[Dataset records]

☆ ☆ ☆ ☆

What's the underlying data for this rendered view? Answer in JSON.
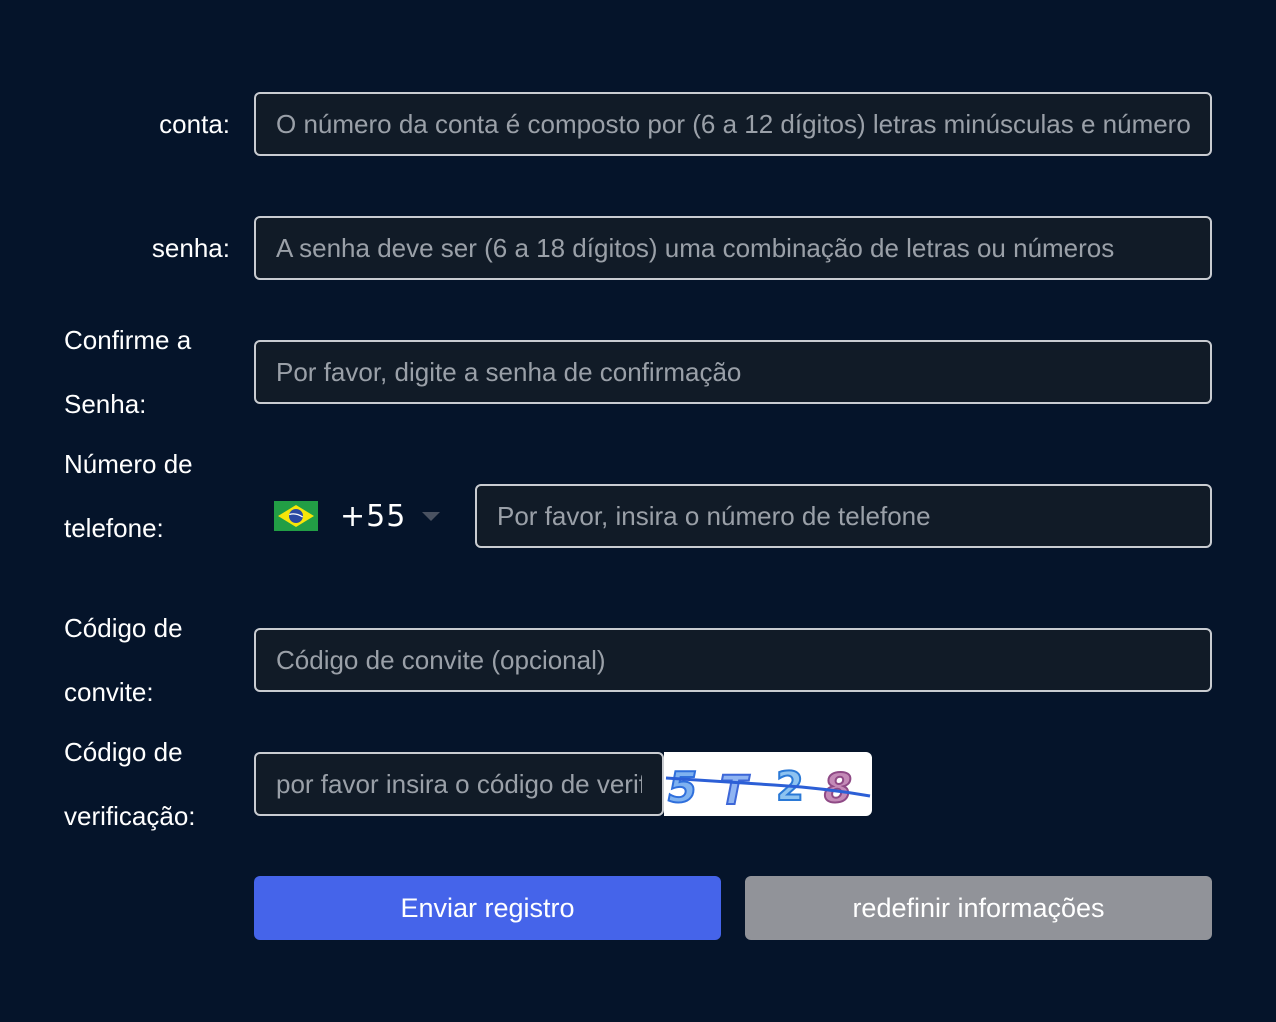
{
  "form": {
    "account": {
      "label": "conta:",
      "placeholder": "O número da conta é composto por (6 a 12 dígitos) letras minúsculas e números"
    },
    "password": {
      "label": "senha:",
      "placeholder": "A senha deve ser (6 a 18 dígitos) uma combinação de letras ou números"
    },
    "confirm_password": {
      "label_line1": "Confirme a",
      "label_line2": "Senha:",
      "placeholder": "Por favor, digite a senha de confirmação"
    },
    "phone": {
      "label_line1": "Número de",
      "label_line2": "telefone:",
      "country_flag": "brazil-flag-icon",
      "dial_code": "+55",
      "placeholder": "Por favor, insira o número de telefone"
    },
    "invite_code": {
      "label_line1": "Código de",
      "label_line2": "convite:",
      "placeholder": "Código de convite (opcional)"
    },
    "verification": {
      "label_line1": "Código de",
      "label_line2": "verificação:",
      "placeholder": "por favor insira o código de verificação",
      "captcha_text": "5T28"
    }
  },
  "buttons": {
    "submit": "Enviar registro",
    "reset": "redefinir informações"
  },
  "colors": {
    "background": "#05142a",
    "primary_button": "#4564ea",
    "secondary_button": "#919399"
  }
}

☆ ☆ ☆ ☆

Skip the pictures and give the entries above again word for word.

## EXERCISE OUTPUT
What's the underlying data for this rendered view? Answer in JSON.
{
  "form": {
    "account": {
      "label": "conta:",
      "placeholder": "O número da conta é composto por (6 a 12 dígitos) letras minúsculas e números"
    },
    "password": {
      "label": "senha:",
      "placeholder": "A senha deve ser (6 a 18 dígitos) uma combinação de letras ou números"
    },
    "confirm_password": {
      "label_line1": "Confirme a",
      "label_line2": "Senha:",
      "placeholder": "Por favor, digite a senha de confirmação"
    },
    "phone": {
      "label_line1": "Número de",
      "label_line2": "telefone:",
      "country_flag": "brazil-flag-icon",
      "dial_code": "+55",
      "placeholder": "Por favor, insira o número de telefone"
    },
    "invite_code": {
      "label_line1": "Código de",
      "label_line2": "convite:",
      "placeholder": "Código de convite (opcional)"
    },
    "verification": {
      "label_line1": "Código de",
      "label_line2": "verificação:",
      "placeholder": "por favor insira o código de verificação",
      "captcha_text": "5T28"
    }
  },
  "buttons": {
    "submit": "Enviar registro",
    "reset": "redefinir informações"
  },
  "colors": {
    "background": "#05142a",
    "primary_button": "#4564ea",
    "secondary_button": "#919399"
  }
}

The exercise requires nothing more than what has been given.